Dataset rows describing interfaces:
•••••

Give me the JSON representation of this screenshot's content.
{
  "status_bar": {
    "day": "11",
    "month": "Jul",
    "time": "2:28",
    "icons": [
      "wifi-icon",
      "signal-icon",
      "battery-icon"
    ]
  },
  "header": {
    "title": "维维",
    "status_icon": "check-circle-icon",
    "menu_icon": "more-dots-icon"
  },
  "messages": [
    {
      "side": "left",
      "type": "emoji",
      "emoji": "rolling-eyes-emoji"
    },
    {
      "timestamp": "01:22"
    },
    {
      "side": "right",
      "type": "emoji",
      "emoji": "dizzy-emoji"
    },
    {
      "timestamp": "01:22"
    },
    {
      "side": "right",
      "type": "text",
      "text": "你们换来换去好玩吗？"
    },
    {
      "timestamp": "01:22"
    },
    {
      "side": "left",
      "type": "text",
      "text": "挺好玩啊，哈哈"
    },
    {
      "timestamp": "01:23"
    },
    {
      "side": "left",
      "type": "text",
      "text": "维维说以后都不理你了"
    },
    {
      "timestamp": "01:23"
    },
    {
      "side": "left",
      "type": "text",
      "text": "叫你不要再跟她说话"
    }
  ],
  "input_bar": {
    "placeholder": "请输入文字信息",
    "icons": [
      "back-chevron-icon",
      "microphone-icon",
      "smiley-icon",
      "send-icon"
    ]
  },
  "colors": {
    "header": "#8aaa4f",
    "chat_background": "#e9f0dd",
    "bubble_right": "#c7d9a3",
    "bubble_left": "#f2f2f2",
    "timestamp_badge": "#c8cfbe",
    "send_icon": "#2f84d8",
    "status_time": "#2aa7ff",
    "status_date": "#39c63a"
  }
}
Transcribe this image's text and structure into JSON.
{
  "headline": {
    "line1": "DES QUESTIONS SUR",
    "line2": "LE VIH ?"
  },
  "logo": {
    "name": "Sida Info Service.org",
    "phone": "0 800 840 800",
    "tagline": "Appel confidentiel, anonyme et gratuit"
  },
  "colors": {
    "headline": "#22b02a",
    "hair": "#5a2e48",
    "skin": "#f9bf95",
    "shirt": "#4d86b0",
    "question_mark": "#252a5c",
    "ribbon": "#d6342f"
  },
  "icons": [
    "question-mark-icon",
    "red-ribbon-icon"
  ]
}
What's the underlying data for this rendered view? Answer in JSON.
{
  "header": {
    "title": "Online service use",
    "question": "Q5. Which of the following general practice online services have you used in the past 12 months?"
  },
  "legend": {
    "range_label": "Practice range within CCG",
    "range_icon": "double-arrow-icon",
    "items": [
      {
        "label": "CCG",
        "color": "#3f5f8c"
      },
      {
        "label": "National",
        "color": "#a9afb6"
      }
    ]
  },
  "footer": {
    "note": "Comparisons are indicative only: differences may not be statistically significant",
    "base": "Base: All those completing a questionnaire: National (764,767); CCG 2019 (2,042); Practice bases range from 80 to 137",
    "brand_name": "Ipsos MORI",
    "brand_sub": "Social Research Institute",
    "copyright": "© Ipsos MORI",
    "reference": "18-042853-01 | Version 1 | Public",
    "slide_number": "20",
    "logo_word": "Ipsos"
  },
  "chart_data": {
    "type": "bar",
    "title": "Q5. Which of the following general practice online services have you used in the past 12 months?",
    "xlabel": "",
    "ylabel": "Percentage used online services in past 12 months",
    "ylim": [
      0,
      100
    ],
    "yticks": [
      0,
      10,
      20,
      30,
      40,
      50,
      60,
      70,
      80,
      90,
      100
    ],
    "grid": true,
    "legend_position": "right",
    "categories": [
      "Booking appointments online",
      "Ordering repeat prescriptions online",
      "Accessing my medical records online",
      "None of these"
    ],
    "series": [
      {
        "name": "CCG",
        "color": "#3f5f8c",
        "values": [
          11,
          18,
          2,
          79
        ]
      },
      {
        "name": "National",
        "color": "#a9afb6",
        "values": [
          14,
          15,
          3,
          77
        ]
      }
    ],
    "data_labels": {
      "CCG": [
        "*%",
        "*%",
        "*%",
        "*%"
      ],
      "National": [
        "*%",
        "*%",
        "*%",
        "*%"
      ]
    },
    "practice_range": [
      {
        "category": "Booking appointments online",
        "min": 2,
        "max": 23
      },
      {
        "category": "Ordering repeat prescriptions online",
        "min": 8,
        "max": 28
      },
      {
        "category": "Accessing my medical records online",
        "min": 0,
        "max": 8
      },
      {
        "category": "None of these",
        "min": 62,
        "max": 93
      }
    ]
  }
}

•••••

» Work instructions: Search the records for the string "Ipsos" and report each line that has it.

» Answer space:
    "brand_name": "Ipsos MORI",
    "copyright": "© Ipsos MORI",
    "logo_word": "Ipsos"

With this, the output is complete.